Assignment ▸ Scan the records for the word "Построения". Return each line where it is found.

<<<<

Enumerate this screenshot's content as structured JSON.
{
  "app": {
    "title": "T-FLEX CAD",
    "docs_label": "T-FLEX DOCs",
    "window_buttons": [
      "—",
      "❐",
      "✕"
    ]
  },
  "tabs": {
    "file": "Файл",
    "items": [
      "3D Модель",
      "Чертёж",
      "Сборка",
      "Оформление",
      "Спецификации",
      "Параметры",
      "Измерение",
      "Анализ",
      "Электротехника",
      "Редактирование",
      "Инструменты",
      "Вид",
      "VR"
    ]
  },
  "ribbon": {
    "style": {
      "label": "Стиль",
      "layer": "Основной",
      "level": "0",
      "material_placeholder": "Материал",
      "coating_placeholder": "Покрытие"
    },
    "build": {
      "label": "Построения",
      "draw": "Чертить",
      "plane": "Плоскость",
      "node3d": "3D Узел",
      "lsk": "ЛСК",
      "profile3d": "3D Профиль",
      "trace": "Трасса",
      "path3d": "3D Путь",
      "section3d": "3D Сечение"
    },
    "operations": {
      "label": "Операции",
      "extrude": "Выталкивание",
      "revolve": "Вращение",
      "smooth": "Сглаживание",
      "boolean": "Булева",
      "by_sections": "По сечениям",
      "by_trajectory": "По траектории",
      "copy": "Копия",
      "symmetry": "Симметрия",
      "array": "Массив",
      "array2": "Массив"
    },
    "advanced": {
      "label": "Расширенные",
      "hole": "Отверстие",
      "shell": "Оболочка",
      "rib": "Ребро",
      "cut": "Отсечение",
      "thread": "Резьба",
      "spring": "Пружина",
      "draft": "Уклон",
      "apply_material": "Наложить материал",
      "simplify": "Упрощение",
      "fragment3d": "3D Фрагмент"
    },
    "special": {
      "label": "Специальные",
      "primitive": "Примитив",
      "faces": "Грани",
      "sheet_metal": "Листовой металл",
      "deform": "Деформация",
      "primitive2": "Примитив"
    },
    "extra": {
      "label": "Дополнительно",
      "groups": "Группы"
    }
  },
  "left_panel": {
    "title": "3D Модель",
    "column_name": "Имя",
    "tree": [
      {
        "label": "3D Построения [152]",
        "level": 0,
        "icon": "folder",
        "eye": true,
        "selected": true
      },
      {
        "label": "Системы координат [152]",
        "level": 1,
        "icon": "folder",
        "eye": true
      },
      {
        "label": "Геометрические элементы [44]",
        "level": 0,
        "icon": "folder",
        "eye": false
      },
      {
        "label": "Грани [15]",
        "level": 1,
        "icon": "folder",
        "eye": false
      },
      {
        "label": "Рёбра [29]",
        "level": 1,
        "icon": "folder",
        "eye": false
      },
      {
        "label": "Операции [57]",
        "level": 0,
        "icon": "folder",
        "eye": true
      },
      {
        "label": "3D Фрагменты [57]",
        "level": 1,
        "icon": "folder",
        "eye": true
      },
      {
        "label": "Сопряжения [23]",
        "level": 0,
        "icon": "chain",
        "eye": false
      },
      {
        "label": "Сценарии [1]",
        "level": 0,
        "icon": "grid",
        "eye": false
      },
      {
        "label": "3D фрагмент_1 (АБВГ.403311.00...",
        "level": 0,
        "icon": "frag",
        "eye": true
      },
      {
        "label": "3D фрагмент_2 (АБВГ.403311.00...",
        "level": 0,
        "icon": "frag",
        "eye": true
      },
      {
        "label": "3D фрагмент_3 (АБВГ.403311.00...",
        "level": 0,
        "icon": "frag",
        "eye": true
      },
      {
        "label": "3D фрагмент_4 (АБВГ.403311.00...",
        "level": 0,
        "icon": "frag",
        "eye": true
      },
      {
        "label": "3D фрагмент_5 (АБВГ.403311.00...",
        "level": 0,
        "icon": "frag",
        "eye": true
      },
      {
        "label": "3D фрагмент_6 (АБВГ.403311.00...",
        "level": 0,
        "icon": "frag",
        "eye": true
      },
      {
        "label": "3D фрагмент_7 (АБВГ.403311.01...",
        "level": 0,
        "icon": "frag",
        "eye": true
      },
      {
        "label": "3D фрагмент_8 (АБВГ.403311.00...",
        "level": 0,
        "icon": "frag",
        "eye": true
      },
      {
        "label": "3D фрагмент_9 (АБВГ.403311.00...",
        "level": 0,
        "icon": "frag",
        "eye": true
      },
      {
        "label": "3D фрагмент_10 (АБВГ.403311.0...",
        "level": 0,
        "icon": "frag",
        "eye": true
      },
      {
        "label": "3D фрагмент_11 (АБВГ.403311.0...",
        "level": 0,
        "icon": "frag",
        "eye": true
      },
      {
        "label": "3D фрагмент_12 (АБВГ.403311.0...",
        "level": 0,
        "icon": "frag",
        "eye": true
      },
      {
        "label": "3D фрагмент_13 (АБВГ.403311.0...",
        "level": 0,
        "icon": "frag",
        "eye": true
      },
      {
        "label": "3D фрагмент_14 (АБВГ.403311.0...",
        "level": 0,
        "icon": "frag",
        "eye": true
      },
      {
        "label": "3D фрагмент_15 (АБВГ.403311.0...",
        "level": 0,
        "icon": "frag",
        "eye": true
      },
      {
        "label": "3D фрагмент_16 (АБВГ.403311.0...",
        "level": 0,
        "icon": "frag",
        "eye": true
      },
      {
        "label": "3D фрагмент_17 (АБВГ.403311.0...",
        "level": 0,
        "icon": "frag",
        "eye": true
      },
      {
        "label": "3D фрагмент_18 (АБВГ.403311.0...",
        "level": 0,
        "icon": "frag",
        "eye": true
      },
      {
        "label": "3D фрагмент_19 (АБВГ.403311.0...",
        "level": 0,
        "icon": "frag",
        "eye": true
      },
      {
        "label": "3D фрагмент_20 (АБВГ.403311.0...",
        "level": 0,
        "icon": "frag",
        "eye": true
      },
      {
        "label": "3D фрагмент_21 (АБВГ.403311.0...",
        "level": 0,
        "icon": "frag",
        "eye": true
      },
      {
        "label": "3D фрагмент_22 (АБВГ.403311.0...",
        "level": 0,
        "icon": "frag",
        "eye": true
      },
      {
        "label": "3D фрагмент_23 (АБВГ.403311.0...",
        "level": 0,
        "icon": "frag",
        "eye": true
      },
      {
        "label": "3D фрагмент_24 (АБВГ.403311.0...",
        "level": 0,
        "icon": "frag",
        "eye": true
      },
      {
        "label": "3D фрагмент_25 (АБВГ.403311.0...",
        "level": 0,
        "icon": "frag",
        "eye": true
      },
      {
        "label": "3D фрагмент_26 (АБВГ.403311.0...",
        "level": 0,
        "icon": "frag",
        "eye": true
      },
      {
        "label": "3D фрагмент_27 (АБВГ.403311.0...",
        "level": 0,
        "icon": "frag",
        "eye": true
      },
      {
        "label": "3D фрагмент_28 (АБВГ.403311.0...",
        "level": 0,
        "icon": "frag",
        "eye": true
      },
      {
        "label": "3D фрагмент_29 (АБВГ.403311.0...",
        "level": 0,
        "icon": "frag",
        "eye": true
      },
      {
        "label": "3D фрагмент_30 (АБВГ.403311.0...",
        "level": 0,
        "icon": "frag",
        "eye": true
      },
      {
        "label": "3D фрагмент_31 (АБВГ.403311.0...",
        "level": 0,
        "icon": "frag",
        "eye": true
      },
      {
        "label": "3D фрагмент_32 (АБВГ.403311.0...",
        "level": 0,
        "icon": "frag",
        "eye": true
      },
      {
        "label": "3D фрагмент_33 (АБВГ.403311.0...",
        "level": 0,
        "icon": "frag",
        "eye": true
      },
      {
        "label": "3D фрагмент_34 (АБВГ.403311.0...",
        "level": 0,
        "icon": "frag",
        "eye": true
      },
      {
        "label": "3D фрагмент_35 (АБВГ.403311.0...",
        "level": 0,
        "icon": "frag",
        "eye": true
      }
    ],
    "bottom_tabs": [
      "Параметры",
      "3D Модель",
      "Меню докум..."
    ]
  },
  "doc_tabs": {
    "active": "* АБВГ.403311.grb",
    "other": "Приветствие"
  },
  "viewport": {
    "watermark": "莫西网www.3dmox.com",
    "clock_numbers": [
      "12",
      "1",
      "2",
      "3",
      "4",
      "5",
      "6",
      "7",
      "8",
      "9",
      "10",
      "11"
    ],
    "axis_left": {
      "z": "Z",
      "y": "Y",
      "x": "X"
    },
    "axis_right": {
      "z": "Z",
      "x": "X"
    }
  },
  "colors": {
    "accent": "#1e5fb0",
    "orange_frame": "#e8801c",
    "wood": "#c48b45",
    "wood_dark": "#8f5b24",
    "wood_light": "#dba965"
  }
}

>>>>

Result of the task ▸
      "label": "Построения",
        "label": "3D Построения [152]",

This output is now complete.